- [WORK TASK]: For the data below, give the number of lines that include the word "Fecha" and nothing else.

○ ○ ○ ○ ○ ○ ○

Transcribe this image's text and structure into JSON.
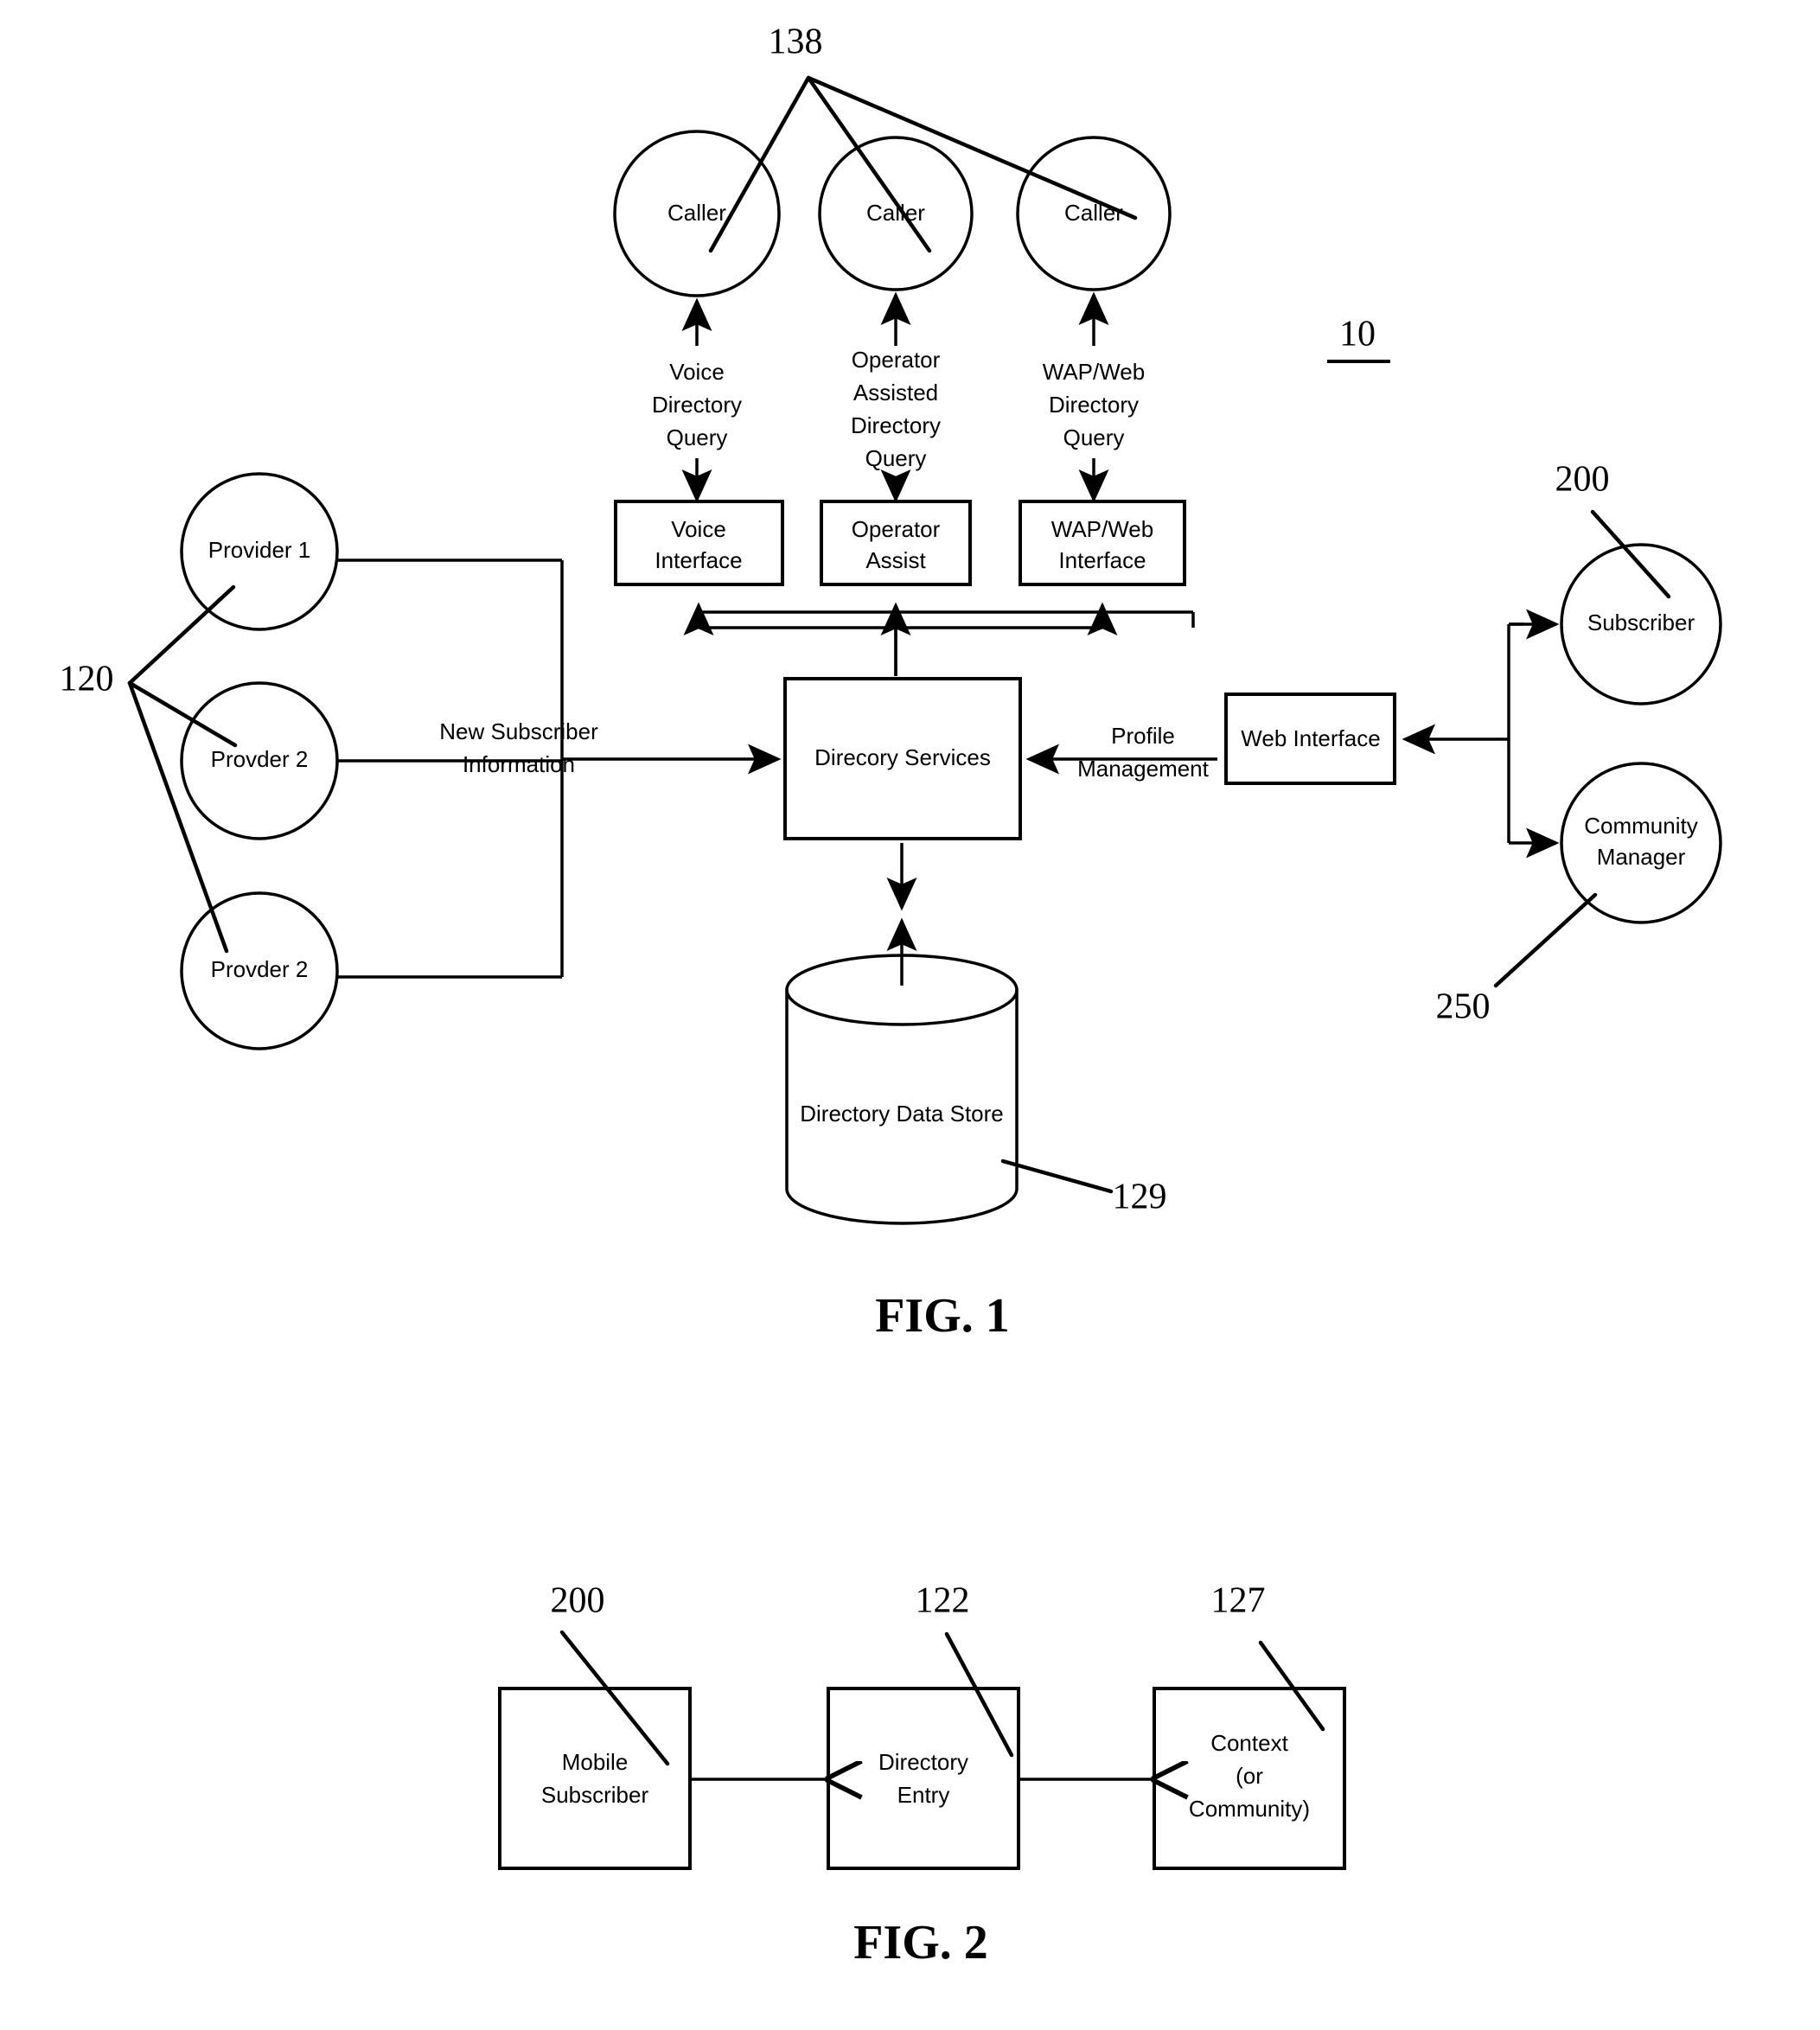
{
  "document": {
    "type": "patent-drawing-sheet",
    "background_color": "#ffffff",
    "ink_color": "#000000"
  },
  "figure1": {
    "caption": "FIG. 1",
    "system_ref": "10",
    "callers": {
      "ref": "138",
      "nodes": [
        {
          "label": "Caller"
        },
        {
          "label": "Caller"
        },
        {
          "label": "Caller"
        }
      ]
    },
    "query_labels": [
      {
        "line1": "Voice",
        "line2": "Directory",
        "line3": "Query",
        "line4": ""
      },
      {
        "line1": "Operator",
        "line2": "Assisted",
        "line3": "Directory",
        "line4": "Query"
      },
      {
        "line1": "WAP/Web",
        "line2": "Directory",
        "line3": "Query",
        "line4": ""
      }
    ],
    "interfaces": [
      {
        "line1": "Voice",
        "line2": "Interface"
      },
      {
        "line1": "Operator",
        "line2": "Assist"
      },
      {
        "line1": "WAP/Web",
        "line2": "Interface"
      }
    ],
    "providers": {
      "ref": "120",
      "nodes": [
        {
          "label": "Provider 1"
        },
        {
          "label": "Provder 2"
        },
        {
          "label": "Provder 2"
        }
      ]
    },
    "provider_edge_label": {
      "line1": "New Subscriber",
      "line2": "Information"
    },
    "directory_services": {
      "label": "Direcory Services"
    },
    "profile_edge_label": {
      "line1": "Profile",
      "line2": "Management"
    },
    "web_interface": {
      "label": "Web Interface"
    },
    "subscriber": {
      "label": "Subscriber",
      "ref": "200"
    },
    "community_manager": {
      "line1": "Community",
      "line2": "Manager",
      "ref": "250"
    },
    "data_store": {
      "label": "Directory Data Store",
      "ref": "129"
    }
  },
  "figure2": {
    "caption": "FIG. 2",
    "entities": [
      {
        "line1": "Mobile",
        "line2": "Subscriber",
        "line3": "",
        "ref": "200"
      },
      {
        "line1": "Directory",
        "line2": "Entry",
        "line3": "",
        "ref": "122"
      },
      {
        "line1": "Context",
        "line2": "(or",
        "line3": "Community)",
        "ref": "127"
      }
    ]
  }
}
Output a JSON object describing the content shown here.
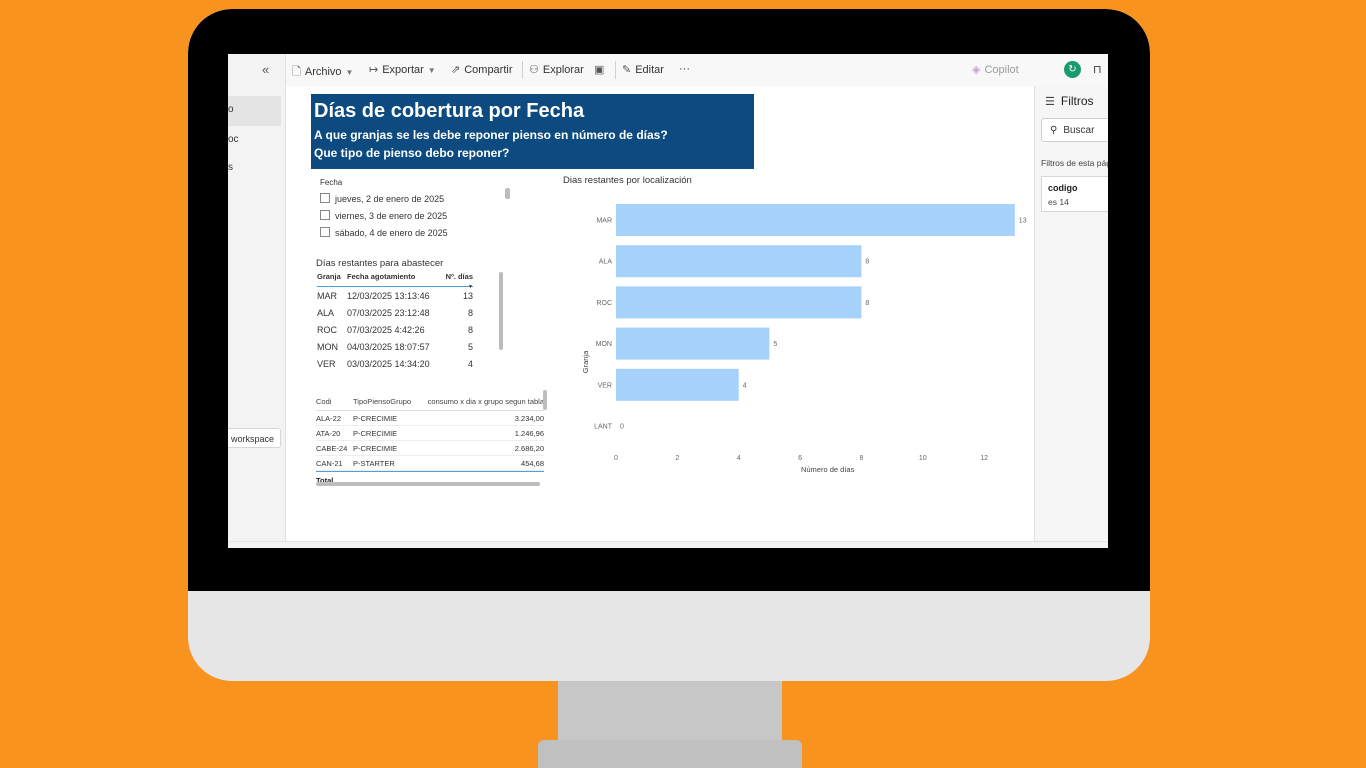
{
  "toolbar": {
    "archivo": "Archivo",
    "exportar": "Exportar",
    "compartir": "Compartir",
    "explorar": "Explorar",
    "editar": "Editar",
    "more": "···",
    "copilot": "Copilot"
  },
  "nav": {
    "collapse": "«",
    "fragment_1": "o",
    "fragment_2": "oc",
    "fragment_3": "s",
    "workspace": "workspace"
  },
  "report": {
    "title": "Días de cobertura por Fecha",
    "subtitle1": "A que granjas se les debe reponer pienso en número de días?",
    "subtitle2": "Que tipo de pienso debo reponer?"
  },
  "slicer": {
    "title": "Fecha",
    "items": [
      "jueves, 2 de enero de 2025",
      "viernes, 3 de enero de 2025",
      "sábado, 4 de enero de 2025"
    ]
  },
  "table1": {
    "title": "Días restantes para abastecer",
    "headers": [
      "Granja",
      "Fecha agotamiento",
      "Nº. días"
    ],
    "sort_indicator": "▼",
    "rows": [
      [
        "MAR",
        "12/03/2025 13:13:46",
        "13"
      ],
      [
        "ALA",
        "07/03/2025 23:12:48",
        "8"
      ],
      [
        "ROC",
        "07/03/2025 4:42:26",
        "8"
      ],
      [
        "MON",
        "04/03/2025 18:07:57",
        "5"
      ],
      [
        "VER",
        "03/03/2025 14:34:20",
        "4"
      ]
    ]
  },
  "table2": {
    "headers": [
      "Codi",
      "TipoPiensoGrupo",
      "consumo x dia x grupo segun tabla"
    ],
    "rows": [
      [
        "ALA-22",
        "P-CRECIMIE",
        "3.234,00"
      ],
      [
        "ATA-20",
        "P-CRECIMIE",
        "1.246,96"
      ],
      [
        "CABE-24",
        "P-CRECIMIE",
        "2.686,20"
      ],
      [
        "CAN-21",
        "P-STARTER",
        "454,68"
      ]
    ],
    "total_label": "Total"
  },
  "chart_data": {
    "type": "bar",
    "orientation": "horizontal",
    "title": "Dias restantes por localización",
    "xlabel": "Número de días",
    "ylabel": "Granja",
    "categories": [
      "MAR",
      "ALA",
      "ROC",
      "MON",
      "VER",
      "LANT"
    ],
    "values": [
      13,
      8,
      8,
      5,
      4,
      0
    ],
    "data_labels": [
      "13",
      "8",
      "8",
      "5",
      "4",
      "0"
    ],
    "xlim": [
      0,
      13.3
    ],
    "xticks": [
      0,
      2,
      4,
      6,
      8,
      10,
      12
    ],
    "bar_color": "#a6d1fa",
    "grid": false,
    "legend": "none"
  },
  "filters": {
    "title": "Filtros",
    "search_placeholder": "Buscar",
    "section": "Filtros de esta pág",
    "card_field": "codigo",
    "card_value": "es 14"
  },
  "colors": {
    "background": "#f7931e",
    "banner": "#0c4a80",
    "accent": "#4ea0d8",
    "avatar": "#1a9b6c"
  }
}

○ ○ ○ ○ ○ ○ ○

- [OUTPUT OF THE EXERCISE]: 3